━━ DATA SHOWN ━━

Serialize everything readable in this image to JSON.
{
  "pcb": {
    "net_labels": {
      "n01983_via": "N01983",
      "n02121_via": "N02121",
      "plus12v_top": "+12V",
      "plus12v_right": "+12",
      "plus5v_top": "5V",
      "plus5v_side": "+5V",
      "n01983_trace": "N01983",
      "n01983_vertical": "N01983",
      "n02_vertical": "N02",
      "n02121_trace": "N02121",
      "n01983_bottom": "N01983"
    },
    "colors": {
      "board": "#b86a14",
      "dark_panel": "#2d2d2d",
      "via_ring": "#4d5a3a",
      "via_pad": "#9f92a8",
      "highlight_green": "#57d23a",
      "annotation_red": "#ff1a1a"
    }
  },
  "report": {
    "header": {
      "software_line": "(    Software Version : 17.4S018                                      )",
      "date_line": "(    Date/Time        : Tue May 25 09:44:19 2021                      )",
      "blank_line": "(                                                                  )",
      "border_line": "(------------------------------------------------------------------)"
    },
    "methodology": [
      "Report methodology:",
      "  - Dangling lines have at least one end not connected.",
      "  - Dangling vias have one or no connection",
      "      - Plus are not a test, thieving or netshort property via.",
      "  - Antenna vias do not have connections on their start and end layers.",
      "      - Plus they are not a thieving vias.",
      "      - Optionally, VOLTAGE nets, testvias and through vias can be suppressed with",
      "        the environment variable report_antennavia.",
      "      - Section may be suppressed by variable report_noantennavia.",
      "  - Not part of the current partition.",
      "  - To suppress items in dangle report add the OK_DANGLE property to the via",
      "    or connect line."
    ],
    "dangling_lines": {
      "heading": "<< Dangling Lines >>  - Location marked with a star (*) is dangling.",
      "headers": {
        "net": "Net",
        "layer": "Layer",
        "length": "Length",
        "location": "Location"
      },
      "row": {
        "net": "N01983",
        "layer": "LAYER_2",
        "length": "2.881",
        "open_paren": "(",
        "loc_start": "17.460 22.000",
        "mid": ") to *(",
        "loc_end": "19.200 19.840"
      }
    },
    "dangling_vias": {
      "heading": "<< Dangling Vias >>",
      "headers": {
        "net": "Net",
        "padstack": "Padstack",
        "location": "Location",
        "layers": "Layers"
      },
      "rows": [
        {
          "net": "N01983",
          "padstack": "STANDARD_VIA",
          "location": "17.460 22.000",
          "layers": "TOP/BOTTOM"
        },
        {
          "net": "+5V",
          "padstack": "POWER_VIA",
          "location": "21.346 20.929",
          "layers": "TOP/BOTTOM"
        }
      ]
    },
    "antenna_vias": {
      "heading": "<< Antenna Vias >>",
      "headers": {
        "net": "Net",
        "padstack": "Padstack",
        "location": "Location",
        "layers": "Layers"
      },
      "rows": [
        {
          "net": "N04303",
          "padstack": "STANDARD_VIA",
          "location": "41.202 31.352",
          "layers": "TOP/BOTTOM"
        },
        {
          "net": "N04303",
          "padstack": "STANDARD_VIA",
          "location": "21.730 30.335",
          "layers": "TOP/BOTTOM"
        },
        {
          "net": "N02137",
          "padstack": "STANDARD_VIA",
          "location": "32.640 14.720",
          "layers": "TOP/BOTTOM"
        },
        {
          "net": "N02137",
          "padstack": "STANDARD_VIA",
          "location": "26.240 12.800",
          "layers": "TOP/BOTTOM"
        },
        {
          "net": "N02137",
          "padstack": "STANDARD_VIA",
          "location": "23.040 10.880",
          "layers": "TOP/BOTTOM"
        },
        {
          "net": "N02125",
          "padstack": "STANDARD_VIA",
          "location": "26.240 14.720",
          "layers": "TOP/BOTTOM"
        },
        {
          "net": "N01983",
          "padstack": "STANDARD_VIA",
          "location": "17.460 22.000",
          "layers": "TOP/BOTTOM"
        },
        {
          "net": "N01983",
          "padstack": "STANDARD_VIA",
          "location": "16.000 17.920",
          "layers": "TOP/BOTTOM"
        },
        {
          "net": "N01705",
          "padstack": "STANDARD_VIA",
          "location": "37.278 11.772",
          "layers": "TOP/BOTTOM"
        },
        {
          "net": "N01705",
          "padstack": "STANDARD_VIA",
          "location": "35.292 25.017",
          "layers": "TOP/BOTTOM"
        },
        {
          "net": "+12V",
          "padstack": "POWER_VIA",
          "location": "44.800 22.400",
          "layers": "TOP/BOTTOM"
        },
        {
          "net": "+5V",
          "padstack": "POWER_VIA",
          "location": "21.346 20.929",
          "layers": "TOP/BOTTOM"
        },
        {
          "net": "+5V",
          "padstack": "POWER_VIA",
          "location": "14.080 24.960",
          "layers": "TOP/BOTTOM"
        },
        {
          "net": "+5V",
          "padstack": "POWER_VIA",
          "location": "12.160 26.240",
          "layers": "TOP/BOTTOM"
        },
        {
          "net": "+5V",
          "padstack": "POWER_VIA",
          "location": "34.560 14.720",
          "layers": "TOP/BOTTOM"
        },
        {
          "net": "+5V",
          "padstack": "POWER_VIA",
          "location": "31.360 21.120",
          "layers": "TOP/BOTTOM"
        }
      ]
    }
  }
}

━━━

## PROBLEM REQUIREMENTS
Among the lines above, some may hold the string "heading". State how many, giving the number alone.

## RESPONSE FOR THIS EXERCISE
3